Two prestigious groups recently issued recommendations on how to strengthen the science advisory arm of the White House — the Office of Science and Technology Policy (OSTP). Most of the suggestions are pretty basic; it's hard to imagine anyone disagreeing with them, at least in the abstract. But they raise a more fundamental question: should the science community be so obsessed with the OSTP?

The recommendations come from the Woodrow Wilson International Center for Scholars1 and the Center for the Study of the Presidency2. They fundamentally offer the same advice — appoint a prestigious scientist to head the OSTP early in the next administration, fund the office well, and ensure that the president hears from many scientists. These are all old chestnuts even if they haven't always been followed.

But a more pointed recommendation in the two reports highlights how the focus on the OSTP may say more about the mindset of scientists than about the nature of government. Both groups begin by arguing that the OSTP director should also hold the title of Assistant to the President for Science and Technology. This was always the case until George W. Bush took office. In fact, the presidential assistant position existed decades before the statutory creation of the OSTP in 1976. The loss of the title has stuck in the craw of science-policy panjandrums for eight years because it seemed to signify that scientists had been cast out of the president's inner circle.

It would indeed be a welcome gesture for the next president to restore the title, but would it make any practical difference? Can anyone cite any decision that has been different because the current head of the OSTP, John Marburger, was not called 'Assistant to the President'? The prominence given to the recommendation about a title speaks volumes about the scientific community's hypersensitivity to perceived slights and its excessive insecurity about its stature, but it says almost nothing about governance.

Although the Bush administration has never explained why it withdrew the title, it seems to be part of this White House's general effort to reveal as little as possible about the inner workings of government. The position of director of the OSTP was created by Congress, and the appointment must be confirmed by the Senate. It is more difficult legally for a president to make claims of confidentiality for advice given by an official with a congressional pedigree. Generally, presidential assistants are not beholden to Congress in this way; they are simply the president's personal advisers. The last thing the Bush administration would have wanted was to give the title of presidential assistant to an official over whom Congress could exercise some authority.

This isn't just a theoretical concern.
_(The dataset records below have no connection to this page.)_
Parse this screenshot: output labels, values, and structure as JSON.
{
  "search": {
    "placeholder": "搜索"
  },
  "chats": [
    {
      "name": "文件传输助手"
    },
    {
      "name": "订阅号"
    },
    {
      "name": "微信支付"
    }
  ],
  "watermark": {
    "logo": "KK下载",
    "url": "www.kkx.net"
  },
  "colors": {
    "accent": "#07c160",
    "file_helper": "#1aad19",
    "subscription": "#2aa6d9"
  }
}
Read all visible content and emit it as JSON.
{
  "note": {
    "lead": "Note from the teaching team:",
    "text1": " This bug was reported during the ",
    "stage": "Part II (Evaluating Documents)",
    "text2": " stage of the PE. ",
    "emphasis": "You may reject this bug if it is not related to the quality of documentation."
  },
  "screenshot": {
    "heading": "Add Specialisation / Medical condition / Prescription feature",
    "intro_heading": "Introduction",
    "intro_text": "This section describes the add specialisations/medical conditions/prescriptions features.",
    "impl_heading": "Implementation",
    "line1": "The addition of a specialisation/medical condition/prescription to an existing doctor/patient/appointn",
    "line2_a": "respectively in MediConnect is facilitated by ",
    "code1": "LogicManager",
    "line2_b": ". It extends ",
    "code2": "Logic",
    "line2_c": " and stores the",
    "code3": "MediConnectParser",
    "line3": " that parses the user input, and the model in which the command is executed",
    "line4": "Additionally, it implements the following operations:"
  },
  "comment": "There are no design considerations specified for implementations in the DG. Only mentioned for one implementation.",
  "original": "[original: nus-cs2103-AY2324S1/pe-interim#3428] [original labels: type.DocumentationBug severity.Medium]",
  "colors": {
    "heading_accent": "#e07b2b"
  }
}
In 2005, the Bush administration went so far as to try to prevent Floyd Kvamme, a venture capitalist who chairs the President's Council of Advisors on Science and Technology (PCAST), from testifying before Congress, arguing that he was a presidential adviser whose views should be confidential. The White House eventually backed off, partly based on the argument that the advisory group was congressionally chartered. As a congressional staffer, I helped lead the battle against the White House in this dispute, which never became public.

The science community is blind to all this because of its insular focus. It tends to assume that decisions related to science policy primarily reflect attitudes towards scientists and science when in fact they are often driven by broader concerns. As a result, the two reports implicitly asked the wrong question about a president's politics. The best indicator about the future OSTP director's title may be a candidate's views on government secrecy, not science.
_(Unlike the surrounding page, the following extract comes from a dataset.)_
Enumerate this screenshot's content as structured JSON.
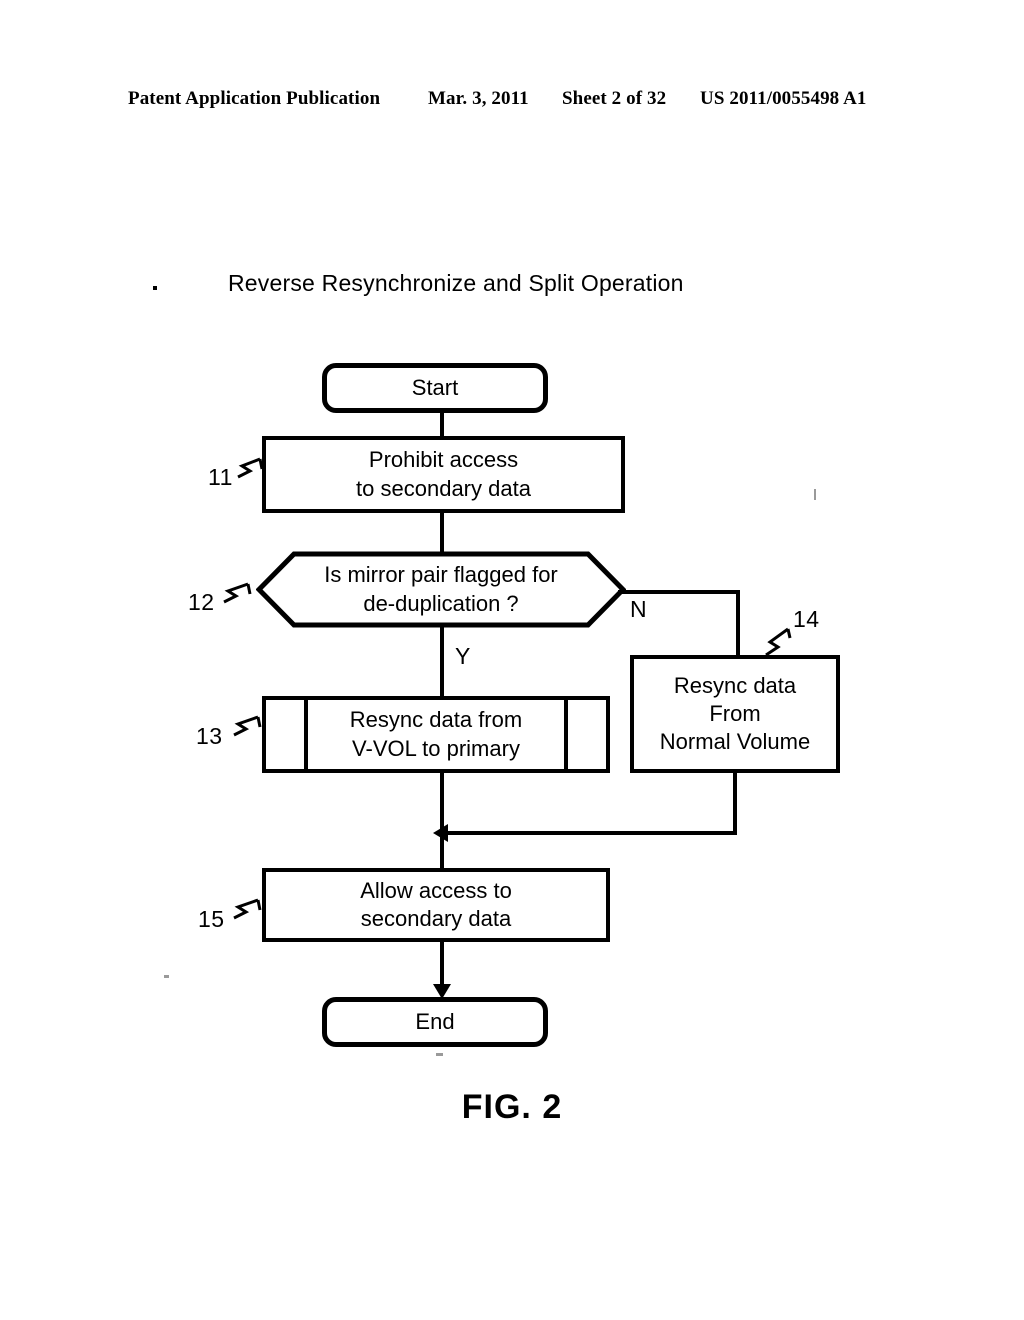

The focus on the OSTP itself may be similarly misdirected. Certainly the OSTP can be important in shaping policy, and its more mundane role of coordinating inter-agency research efforts is essential. But is it the best place to start an inquiry into the future of science policy? The reports seem to assume that having a well-known science adviser with good access to the president will mean scientists will be happy for the next four years. But that just isn't the case.

Both documents look back fondly on Allan Bromley, the late Yale University physicist who ran the OSTP during the administration of the elder George Bush. Bromley had a long-standing personal relationship with the president, and even got Bush to invite PCAST to Camp David, the presidential retreat. But that didn't make that first Bush administration some kind of golden age of science.

A major science issue at the time was the extent to which the federal government should invest in research to strengthen US competitiveness, then taking a beating from Japan. The administration of the elder Bush remained internally divided on the issue, with the opposition to such investments led by the director of the Office of Management and Budget — a far more powerful post than OSTP director even though it doesn't carry the title of presidential adviser. As a result, the federal government had made only tepid movement towards a competitiveness policy by the time Bush left office in 1993.

Neither Bromley's stature as a scientist nor his closeness to the president enabled him to control the administration's position on research spending, which was not determined by the president's attitude towards science. The issue came down to a philosophical debate about the role of the government in the economy. The science budget was affected, as always, by factors far broader than science and therefore by officials with broader portfolios.

Other interest groups tend not to fall into this trap of worrying about prestige and narrowly defined issues. Environmentalists, for example, don't spend much time writing recommendations about the White House Council on Environmental Quality, an office with a parallel role to that of the OSTP. And they don't just focus on specific policy goals; they worry if a candidate's overall governing philosophy indicates that little will come of his professed warm feelings towards the environment.

The science community's focus on status, access and love of science can cause it to overlook the broader issues that are more likely to determine how a president treats scientists.